**Your task:**
State the number of lines in the listing below that contain the word "date", and nothing besides.

**Available records:**
========================================================================
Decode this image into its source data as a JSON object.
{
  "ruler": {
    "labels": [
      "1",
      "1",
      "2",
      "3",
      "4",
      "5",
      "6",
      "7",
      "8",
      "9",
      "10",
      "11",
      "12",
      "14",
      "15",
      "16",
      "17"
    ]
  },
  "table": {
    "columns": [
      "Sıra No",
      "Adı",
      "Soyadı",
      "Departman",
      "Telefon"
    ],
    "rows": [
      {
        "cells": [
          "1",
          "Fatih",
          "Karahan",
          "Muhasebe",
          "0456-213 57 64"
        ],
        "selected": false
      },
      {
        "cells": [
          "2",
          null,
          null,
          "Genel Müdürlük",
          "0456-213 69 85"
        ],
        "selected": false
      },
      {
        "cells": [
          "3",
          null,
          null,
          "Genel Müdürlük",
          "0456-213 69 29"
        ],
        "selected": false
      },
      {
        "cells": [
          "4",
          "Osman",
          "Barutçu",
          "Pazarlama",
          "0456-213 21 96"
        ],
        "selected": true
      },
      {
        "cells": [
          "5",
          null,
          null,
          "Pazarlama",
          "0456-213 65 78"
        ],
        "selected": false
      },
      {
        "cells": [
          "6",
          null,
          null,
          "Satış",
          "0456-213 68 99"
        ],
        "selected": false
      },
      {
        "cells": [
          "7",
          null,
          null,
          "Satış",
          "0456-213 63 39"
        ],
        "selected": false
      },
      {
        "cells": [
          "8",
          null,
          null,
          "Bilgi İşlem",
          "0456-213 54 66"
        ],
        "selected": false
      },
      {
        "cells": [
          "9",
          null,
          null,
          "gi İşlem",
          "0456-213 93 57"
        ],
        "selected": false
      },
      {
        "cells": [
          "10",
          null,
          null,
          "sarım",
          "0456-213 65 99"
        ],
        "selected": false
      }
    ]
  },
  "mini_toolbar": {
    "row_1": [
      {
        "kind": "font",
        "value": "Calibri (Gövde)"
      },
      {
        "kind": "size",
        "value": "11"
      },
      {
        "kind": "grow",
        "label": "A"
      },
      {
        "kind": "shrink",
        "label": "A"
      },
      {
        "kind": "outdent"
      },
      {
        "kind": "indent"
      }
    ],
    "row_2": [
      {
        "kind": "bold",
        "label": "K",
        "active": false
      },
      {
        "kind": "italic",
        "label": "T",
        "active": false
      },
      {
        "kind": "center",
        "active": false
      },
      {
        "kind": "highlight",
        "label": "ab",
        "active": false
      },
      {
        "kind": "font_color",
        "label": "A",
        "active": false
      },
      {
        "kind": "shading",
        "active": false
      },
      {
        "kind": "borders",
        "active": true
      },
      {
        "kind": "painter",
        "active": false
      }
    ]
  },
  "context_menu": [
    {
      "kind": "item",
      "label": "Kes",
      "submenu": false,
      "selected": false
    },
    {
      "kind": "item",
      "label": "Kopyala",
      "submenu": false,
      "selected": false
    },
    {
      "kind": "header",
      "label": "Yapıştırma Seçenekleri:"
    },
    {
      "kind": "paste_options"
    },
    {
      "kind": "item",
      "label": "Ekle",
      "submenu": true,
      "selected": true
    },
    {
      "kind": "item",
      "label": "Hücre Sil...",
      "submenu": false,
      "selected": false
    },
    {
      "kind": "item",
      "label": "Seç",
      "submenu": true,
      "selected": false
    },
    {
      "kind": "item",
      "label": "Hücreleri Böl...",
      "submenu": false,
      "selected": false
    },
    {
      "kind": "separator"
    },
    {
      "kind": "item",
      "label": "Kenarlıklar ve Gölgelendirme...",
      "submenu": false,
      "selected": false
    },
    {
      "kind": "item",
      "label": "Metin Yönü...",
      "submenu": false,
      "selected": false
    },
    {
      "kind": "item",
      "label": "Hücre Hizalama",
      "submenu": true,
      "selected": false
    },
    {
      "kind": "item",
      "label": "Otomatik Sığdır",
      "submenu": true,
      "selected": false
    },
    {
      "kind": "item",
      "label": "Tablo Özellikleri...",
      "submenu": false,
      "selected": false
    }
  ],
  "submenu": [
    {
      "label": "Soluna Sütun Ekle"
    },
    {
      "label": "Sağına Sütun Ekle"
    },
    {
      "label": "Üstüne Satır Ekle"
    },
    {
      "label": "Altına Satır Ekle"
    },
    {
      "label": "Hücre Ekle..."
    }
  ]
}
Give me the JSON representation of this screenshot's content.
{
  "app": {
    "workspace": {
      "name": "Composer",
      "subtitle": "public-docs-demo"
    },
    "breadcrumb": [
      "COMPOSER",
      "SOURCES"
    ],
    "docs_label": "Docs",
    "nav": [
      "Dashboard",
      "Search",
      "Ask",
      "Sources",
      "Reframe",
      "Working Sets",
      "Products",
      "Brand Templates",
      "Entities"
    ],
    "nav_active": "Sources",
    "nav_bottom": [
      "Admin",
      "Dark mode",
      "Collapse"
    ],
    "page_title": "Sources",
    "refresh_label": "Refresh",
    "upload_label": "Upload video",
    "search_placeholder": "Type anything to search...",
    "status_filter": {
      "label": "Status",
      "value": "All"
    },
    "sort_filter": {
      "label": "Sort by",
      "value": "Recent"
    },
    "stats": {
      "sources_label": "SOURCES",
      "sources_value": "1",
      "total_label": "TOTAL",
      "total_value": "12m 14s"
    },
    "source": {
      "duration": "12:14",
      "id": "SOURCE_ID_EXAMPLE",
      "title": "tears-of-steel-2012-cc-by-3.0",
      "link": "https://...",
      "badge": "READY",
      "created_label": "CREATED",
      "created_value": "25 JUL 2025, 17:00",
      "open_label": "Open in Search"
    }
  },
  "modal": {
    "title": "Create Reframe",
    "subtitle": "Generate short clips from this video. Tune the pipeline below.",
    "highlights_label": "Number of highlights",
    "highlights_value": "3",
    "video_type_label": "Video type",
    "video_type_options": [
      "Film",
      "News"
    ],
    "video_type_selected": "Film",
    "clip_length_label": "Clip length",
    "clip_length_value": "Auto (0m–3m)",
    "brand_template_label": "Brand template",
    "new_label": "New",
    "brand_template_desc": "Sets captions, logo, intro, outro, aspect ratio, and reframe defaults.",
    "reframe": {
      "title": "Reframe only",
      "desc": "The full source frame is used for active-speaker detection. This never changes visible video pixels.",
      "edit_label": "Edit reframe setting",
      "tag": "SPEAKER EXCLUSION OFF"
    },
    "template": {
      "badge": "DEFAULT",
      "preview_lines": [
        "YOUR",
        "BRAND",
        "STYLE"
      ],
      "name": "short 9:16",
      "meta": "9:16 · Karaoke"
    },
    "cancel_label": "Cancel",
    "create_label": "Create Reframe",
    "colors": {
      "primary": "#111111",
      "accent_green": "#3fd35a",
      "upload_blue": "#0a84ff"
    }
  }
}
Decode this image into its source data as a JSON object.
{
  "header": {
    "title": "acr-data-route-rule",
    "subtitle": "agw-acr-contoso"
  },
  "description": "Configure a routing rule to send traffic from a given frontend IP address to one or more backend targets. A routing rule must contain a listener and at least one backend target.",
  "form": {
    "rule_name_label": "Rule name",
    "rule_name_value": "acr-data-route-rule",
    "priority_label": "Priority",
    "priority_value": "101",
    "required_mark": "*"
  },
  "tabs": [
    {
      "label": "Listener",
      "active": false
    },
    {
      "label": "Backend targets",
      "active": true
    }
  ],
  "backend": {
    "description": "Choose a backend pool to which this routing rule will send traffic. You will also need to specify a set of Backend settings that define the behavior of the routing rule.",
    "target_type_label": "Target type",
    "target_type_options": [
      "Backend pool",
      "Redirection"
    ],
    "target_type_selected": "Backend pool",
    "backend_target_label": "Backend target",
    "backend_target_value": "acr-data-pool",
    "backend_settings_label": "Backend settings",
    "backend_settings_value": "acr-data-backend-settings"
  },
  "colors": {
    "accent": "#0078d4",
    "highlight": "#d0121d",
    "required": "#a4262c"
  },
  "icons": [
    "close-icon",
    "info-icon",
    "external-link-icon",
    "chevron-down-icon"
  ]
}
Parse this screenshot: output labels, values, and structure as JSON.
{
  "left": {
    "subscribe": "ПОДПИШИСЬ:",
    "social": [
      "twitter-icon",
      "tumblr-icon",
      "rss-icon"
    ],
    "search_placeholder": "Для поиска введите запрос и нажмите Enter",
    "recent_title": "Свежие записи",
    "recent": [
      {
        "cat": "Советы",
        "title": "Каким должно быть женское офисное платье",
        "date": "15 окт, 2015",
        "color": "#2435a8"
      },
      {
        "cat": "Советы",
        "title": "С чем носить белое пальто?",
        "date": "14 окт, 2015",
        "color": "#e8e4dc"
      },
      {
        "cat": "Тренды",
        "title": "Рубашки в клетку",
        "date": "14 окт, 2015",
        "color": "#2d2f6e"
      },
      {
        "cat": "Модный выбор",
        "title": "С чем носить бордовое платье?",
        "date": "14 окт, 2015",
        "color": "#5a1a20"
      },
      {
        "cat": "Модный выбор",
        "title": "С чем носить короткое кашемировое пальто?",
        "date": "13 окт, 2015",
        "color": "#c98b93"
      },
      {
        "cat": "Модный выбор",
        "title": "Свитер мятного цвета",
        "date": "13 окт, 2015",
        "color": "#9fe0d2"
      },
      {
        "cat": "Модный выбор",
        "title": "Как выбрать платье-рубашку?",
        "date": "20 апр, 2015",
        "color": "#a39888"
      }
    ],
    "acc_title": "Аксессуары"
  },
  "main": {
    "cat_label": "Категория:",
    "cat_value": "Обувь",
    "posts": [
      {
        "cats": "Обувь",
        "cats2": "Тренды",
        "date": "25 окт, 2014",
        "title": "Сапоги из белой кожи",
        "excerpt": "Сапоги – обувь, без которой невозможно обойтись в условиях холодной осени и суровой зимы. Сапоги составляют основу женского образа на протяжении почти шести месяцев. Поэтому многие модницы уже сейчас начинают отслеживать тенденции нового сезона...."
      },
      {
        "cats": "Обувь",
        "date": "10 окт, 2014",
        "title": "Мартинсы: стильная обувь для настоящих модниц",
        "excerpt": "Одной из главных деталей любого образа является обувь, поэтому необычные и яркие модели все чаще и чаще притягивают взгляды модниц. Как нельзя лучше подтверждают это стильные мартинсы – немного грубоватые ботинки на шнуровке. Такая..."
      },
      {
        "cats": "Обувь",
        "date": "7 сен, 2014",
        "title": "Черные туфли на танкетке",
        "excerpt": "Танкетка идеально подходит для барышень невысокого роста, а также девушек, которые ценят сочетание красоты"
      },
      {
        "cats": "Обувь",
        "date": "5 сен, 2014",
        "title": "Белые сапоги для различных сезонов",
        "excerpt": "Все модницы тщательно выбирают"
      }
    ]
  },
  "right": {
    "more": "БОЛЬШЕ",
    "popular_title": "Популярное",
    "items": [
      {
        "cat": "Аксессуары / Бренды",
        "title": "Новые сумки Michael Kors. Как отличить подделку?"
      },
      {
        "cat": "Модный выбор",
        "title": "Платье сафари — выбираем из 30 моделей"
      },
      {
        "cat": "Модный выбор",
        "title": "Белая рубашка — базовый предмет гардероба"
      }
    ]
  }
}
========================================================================
**Solution to this problem:**
11